Sunday, June 13, 2010
My Own Private Road Map
Before I went to China last week, M.R. Usnisa of the Bangkok Post happened to ask me "Well ... if you were prime minister, what would you do?"
This is the kind of question we all ask ourselves sometimes. And most of the time, we realize that, much as we would want to change the world, we ourselves would rather have that responsibility belong to someone else.
Nevertheless, it's true that, just as a private little fantasy, I had already drawn up a road map of my own. When she found out, she asked me to email it her ... which forced me to dig it out and look at it.
Well ... it is impossible, and it would cost too much, and it would annoy too many people, and it would shake too many monkeys out of too many trees, but here it is. Anyone can play at this game.

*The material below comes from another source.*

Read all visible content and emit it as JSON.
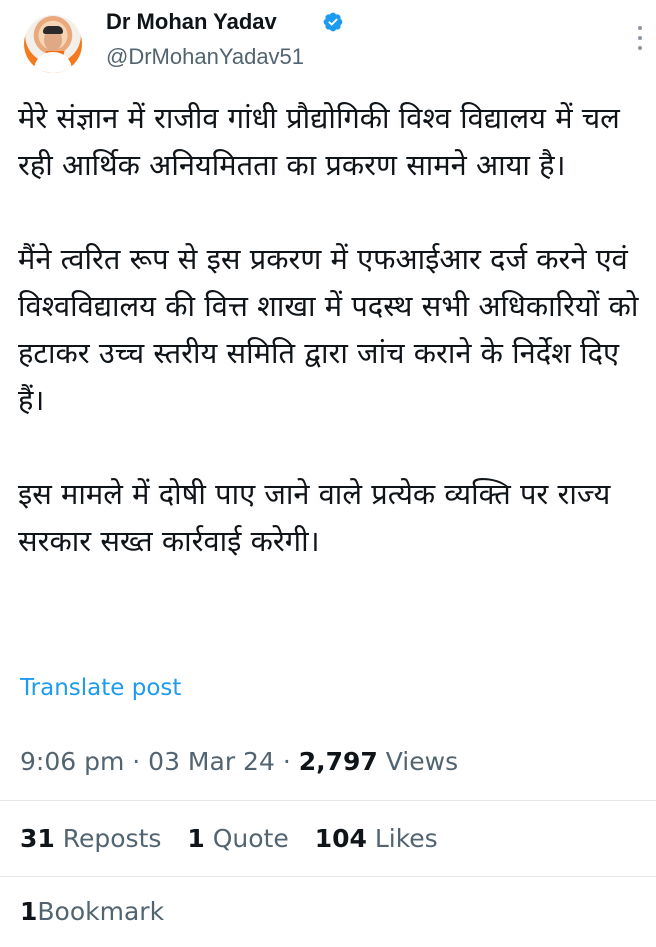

Somtow's Road Map
1. A Complete Overhaul of the Educational System.
Make high-quality education genuinely universal. Work to end the "unquestioning rote learning" philosophy of education that pervades even the best institutions in the country. Take a good look at revisionist textbooks. Encourage schools to teach openmindedness in analysing the lessons of history. Teach kids to question their teachers. Teach teachers how to teach.
2. Work towards inclusivity by battling linguistic and ethnic prejudices and by decentralizing.
Dialects shouldn't be treated as "second class". Speakers should be empowered and not made to feel inferior. It should be acceptable to teach school and make official pronouncements both in standard Thai and in regional dialects. Speakers of standard Thai should be taught the linguistic principles of these dialects in school so that they stop being able to pretend they don't understand them. This should extend towards minorities as well. If a country has a single center, that center is an Achilles heel. Make regional centers more important and give them the ability to decide for themselves how local issues should be handled. In giving up some control, the center in the end becomes stronger and more credible.
3. Prosecute all sides equally if egregious breaches of law have occurred.
Don't let anyone who performs acts of vandalism get away with it even if the government thinks their viewpoint supports their own. If the government does decide it should deal gently with those who break the law, it should still set clear limits, boundaries that no side may cross. Such limits should include seizing airports, city centers, arson, and intimidating people with opposing viewpoints with physical threats.
4. Make corruption socially unacceptable.
But don't just keep saying it's a bad thing. Attack the root causes. Make sure officials have real salaries instead assuming they will eke them out with bribes.
5. Make freedom of speech a central tenet of policy.
This doesn't mean endorsing hate speech or speech that incites violence. But when such speech occurs, it should be dealt with through legal channels or with clear, unambiguous guidelines, and there should be judicial review of any government attempt to deal with such speech before any action can be taken by the government.
I sincerely believe that if those five points are addressed, the end result would be to address most of the things that people find problematic about Thailand's society today. Elections would become real expressions of the well-thought-out opinions of real majorities — something that has never been true in any election in the history of Thailand. Society would understand that agreeing to disagree is already a step forward. It's not just that parts of this country are way behind the education curve; it's also that the parts that are ahead are not always told that thinking for yourself should be education's ultimate goal. Real education is the key to narrowing the income gap as well.
In fact, I would submit that everything may well derive from this point, so perhaps the road map should actually consist only of a single item. Too simplistic? Yeah....